- **Data entries**
■ ■ ■ ■ ■

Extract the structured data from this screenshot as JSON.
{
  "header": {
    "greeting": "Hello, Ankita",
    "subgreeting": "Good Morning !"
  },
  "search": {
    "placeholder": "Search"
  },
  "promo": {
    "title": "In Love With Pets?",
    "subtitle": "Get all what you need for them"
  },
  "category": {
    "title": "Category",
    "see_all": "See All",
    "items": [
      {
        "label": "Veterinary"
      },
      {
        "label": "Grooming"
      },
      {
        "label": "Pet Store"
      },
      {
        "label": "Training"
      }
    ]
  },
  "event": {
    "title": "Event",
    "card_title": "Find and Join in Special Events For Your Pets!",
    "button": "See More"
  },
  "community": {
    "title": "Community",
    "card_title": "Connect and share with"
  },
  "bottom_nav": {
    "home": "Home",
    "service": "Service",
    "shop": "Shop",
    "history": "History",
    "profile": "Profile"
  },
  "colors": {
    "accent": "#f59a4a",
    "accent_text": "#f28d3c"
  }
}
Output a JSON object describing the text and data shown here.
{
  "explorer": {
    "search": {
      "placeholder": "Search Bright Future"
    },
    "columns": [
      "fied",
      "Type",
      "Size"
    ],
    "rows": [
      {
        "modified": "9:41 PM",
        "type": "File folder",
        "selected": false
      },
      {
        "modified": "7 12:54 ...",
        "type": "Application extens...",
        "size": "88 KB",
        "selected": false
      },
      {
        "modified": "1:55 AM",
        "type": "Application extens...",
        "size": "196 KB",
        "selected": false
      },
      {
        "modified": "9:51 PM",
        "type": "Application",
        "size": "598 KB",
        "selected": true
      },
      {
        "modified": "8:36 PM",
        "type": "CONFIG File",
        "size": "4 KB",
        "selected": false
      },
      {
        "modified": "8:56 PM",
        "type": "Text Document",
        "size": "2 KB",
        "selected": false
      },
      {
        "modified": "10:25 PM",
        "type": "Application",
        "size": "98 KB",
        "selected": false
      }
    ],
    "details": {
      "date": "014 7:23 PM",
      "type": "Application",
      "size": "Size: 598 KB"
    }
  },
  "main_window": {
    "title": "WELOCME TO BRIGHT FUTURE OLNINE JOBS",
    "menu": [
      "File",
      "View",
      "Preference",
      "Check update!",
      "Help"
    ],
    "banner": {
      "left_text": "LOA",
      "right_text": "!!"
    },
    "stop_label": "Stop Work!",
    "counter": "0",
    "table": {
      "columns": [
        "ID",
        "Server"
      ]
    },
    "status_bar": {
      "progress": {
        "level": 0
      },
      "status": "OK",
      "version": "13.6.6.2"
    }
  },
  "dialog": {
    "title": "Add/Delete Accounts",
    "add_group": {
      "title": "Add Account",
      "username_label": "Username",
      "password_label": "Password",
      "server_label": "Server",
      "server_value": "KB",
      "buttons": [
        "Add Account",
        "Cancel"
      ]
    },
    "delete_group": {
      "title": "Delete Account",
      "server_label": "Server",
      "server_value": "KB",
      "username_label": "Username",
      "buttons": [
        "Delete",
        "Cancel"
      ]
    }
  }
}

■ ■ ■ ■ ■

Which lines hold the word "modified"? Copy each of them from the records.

- **SOLUTION TO THE EXERCISE**
        "modified": "9:41 PM",
        "modified": "7 12:54 ...",
        "modified": "1:55 AM",
        "modified": "9:51 PM",
        "modified": "8:36 PM",
        "modified": "8:56 PM",
        "modified": "10:25 PM",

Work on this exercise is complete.